Right away, Beasley opened the talk with a picture of Malcom from the Sex Pistols. I found Mark Beasley to be an entertaining man. Much different compared to other artists which I have encountered, but it was fascinating to learn of the many obstacles and experiences he has encountered throughout his work. His life revolved around thinking about art and finding new and unique opportunities. This backs up the passion he feels in what he does.

Mark grew up where artists did everything themselves like getting money, space and word out about their projects. His first project was $200 or less and called a fluffer piece. Needless to say he has more potential than just working with the Sex Pistols concepts.

Beasley brought about the “do it yourself? punk ethic and how it is very possible for artists to find or create their own venues in order to show work. With the traveling exhibit around England, they found kids that didn’t have much space for display in their community to exhibit their talent. Beasley was sufficient in his job but also had an influence on these kids to help them grow as perspective artists. With his spoken word projects, he seemed quite enthusiastic and excited giving the impression of endless possibilities. In addition, his collaborative efforts with musicians, visual and performance artists were very interesting. This, again, leads to the quality of his unlimited sense of possibilities.

Amy Project 3 Final Writeup

Media Mill Video

My final project ended up following my original idea. It ended up being a tribute, social action piece, and documentary. First, it was a tribute to my mom. It highlighted her yearlong fight against ovarian cancer. Second, it was a social action piece. The project prompts the viewer to take action and be proactive with their health. Third, it serves as a documentary in the sense that it brings in still images that documents her cancer treatment and survivorship.

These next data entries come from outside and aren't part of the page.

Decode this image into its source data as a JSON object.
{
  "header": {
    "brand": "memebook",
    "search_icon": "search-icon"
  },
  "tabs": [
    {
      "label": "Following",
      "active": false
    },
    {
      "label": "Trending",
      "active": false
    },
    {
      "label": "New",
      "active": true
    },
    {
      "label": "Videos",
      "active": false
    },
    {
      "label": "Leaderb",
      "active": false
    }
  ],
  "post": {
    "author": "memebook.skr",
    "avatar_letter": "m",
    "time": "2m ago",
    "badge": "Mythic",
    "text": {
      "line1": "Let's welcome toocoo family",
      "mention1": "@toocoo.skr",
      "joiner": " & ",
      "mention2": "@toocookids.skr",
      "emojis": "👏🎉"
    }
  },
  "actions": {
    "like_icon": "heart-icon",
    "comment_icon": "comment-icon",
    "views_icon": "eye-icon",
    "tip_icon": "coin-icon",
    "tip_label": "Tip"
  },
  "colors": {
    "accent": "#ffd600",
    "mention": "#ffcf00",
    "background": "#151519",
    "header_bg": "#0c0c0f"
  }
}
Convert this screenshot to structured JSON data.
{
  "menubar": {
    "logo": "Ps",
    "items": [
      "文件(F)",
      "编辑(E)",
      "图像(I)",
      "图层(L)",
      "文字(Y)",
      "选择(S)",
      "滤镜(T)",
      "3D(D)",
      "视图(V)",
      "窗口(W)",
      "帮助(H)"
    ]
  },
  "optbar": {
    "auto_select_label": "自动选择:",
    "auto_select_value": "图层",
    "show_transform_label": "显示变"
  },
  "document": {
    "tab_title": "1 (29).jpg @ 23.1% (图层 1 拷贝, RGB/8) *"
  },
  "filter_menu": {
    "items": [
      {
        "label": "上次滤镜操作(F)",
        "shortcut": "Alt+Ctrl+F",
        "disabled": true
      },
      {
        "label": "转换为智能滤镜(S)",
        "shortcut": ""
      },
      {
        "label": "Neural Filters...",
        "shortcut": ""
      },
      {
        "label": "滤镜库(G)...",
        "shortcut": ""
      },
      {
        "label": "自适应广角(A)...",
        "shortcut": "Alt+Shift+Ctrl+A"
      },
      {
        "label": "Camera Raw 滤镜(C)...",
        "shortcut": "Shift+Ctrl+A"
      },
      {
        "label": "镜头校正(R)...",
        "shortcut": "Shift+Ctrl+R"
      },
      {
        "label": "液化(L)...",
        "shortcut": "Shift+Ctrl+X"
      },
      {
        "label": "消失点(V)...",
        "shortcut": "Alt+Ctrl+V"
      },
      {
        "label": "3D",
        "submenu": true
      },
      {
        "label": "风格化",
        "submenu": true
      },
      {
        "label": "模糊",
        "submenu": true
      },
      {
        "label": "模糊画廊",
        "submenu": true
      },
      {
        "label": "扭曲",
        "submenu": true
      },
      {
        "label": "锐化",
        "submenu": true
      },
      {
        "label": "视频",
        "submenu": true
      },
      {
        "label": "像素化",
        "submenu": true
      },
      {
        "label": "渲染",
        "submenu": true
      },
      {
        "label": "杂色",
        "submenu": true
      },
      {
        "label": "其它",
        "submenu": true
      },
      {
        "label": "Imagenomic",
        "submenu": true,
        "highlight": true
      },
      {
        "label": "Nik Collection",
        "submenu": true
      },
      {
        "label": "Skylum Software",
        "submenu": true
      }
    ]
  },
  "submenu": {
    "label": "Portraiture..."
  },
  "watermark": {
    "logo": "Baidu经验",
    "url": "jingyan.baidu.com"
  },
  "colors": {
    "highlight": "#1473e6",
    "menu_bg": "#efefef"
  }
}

I approached this project deciding to keep it shorter in length. As it serves as a social action piece, I wanted it to be shorter so that viewers would stay with it to get the full message. My approach to the project centered on a storyboard. There were many still images and a lot of different points of her story I could choose to hit on. Therefore, I felt it was necessary to storyboard the project so I could finesse the main points. I filmed in Studio B in order to use their black screen, teleprompter, and microphone. I wanted a black background so all of the focus would be on my mom as she spoke. I used the teleprompter so she would be looking into the camera, speaking directly to the viewer. Additionally, the microphone was necessary, as I needed her voice to be extremely clear. I also experienced a lot of camera noise in my second project, and I wanted to cut it down in my final project. In terms of music, I had a lot of different clips I considered using. However, many of the clips had words, which I wanted to avoid. Therefore, I chose sections of different instrumental pieces that were emotive but not distracting. Finally, I incorporated text. The text was used to help tell my mom's story and the project's message.

I wanted the piece's significance to be forefront and obvious in order to clearly reach the viewer. Cancer is something that touches each and every one of us. I have been very involved with cancer research, prevention, and fundraising throughout my life. Throughout my involvement, I have come to realize that many people don't understand that treatment is not the only option; prevention is also a choice. Thus, while I personally realize the importance of awareness and prevention when it comes to the disease, I wanted to spread the message.

During my rough draft review, it was suggested that I add another meaning or element to the piece. Therefore, I chose to tie together my title and end quote. Instead of simply writing the same message twice, I used the AHD pronunciations in the title. I chose to do this because it makes the words initially unclear. This was important for two reasons. First, ovarian cancer is nicknamed the Silent Killer because the symptoms are often hidden. By being proactive and listening to your body, you eliminate the hiding aspect and bring everything out into the open. Second, after my mom presents the message, the unclear title becomes clear, appearing once again as the final quote.